§ **Required work**:
A word-for-word copy of the entries, with images excluded, is the expected answer.
----- Provided data -----
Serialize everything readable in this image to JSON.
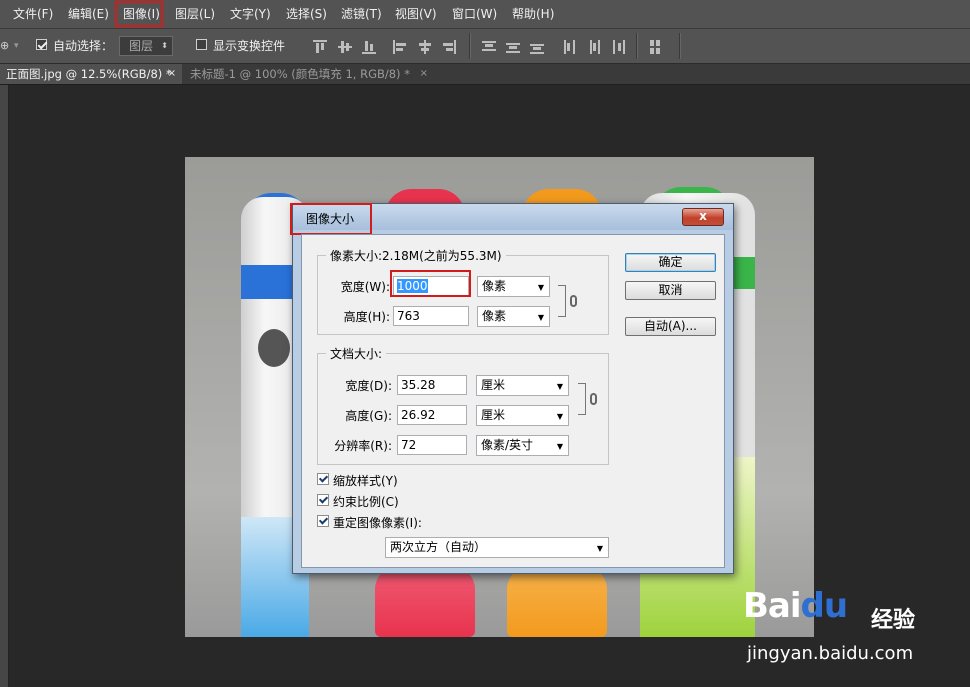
{
  "menubar": {
    "items": [
      "文件(F)",
      "编辑(E)",
      "图像(I)",
      "图层(L)",
      "文字(Y)",
      "选择(S)",
      "滤镜(T)",
      "视图(V)",
      "窗口(W)",
      "帮助(H)"
    ]
  },
  "options_bar": {
    "auto_select_label": "自动选择：",
    "auto_select_value": "图层",
    "show_transform_label": "显示变换控件"
  },
  "tabs": [
    {
      "label": "正面图.jpg @ 12.5%(RGB/8) *",
      "close": "×"
    },
    {
      "label": "未标题-1 @ 100% (颜色填充 1, RGB/8) *",
      "close": "×"
    }
  ],
  "dialog": {
    "title": "图像大小",
    "close": "x",
    "pixel_group": {
      "legend": "像素大小:2.18M(之前为55.3M)",
      "width_label": "宽度(W):",
      "width_value": "1000",
      "width_unit": "像素",
      "height_label": "高度(H):",
      "height_value": "763",
      "height_unit": "像素"
    },
    "doc_group": {
      "legend": "文档大小:",
      "width_label": "宽度(D):",
      "width_value": "35.28",
      "width_unit": "厘米",
      "height_label": "高度(G):",
      "height_value": "26.92",
      "height_unit": "厘米",
      "res_label": "分辨率(R):",
      "res_value": "72",
      "res_unit": "像素/英寸"
    },
    "checkboxes": {
      "scale_styles": "缩放样式(Y)",
      "constrain": "约束比例(C)",
      "resample": "重定图像像素(I):"
    },
    "resample_method": "两次立方（自动）",
    "buttons": {
      "ok": "确定",
      "cancel": "取消",
      "auto": "自动(A)..."
    }
  },
  "watermark": {
    "logo_bai": "Bai",
    "logo_du": "du",
    "jingyan": "经验",
    "url": "jingyan.baidu.com"
  },
  "colors": {
    "highlight": "#d21c1c",
    "bottle_blue": "#2a72d8",
    "bottle_red": "#e8334e",
    "bottle_orange": "#f29a1d",
    "bottle_green": "#3ab54a"
  }
}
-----
§ **Answer box**:
Serialize everything readable in this image to JSON.
{
  "menubar": {
    "items": [
      "文件(F)",
      "编辑(E)",
      "图像(I)",
      "图层(L)",
      "文字(Y)",
      "选择(S)",
      "滤镜(T)",
      "视图(V)",
      "窗口(W)",
      "帮助(H)"
    ]
  },
  "options_bar": {
    "auto_select_label": "自动选择：",
    "auto_select_value": "图层",
    "show_transform_label": "显示变换控件"
  },
  "tabs": [
    {
      "label": "正面图.jpg @ 12.5%(RGB/8) *",
      "close": "×"
    },
    {
      "label": "未标题-1 @ 100% (颜色填充 1, RGB/8) *",
      "close": "×"
    }
  ],
  "dialog": {
    "title": "图像大小",
    "close": "x",
    "pixel_group": {
      "legend": "像素大小:2.18M(之前为55.3M)",
      "width_label": "宽度(W):",
      "width_value": "1000",
      "width_unit": "像素",
      "height_label": "高度(H):",
      "height_value": "763",
      "height_unit": "像素"
    },
    "doc_group": {
      "legend": "文档大小:",
      "width_label": "宽度(D):",
      "width_value": "35.28",
      "width_unit": "厘米",
      "height_label": "高度(G):",
      "height_value": "26.92",
      "height_unit": "厘米",
      "res_label": "分辨率(R):",
      "res_value": "72",
      "res_unit": "像素/英寸"
    },
    "checkboxes": {
      "scale_styles": "缩放样式(Y)",
      "constrain": "约束比例(C)",
      "resample": "重定图像像素(I):"
    },
    "resample_method": "两次立方（自动）",
    "buttons": {
      "ok": "确定",
      "cancel": "取消",
      "auto": "自动(A)..."
    }
  },
  "watermark": {
    "logo_bai": "Bai",
    "logo_du": "du",
    "jingyan": "经验",
    "url": "jingyan.baidu.com"
  },
  "colors": {
    "highlight": "#d21c1c",
    "bottle_blue": "#2a72d8",
    "bottle_red": "#e8334e",
    "bottle_orange": "#f29a1d",
    "bottle_green": "#3ab54a"
  }
}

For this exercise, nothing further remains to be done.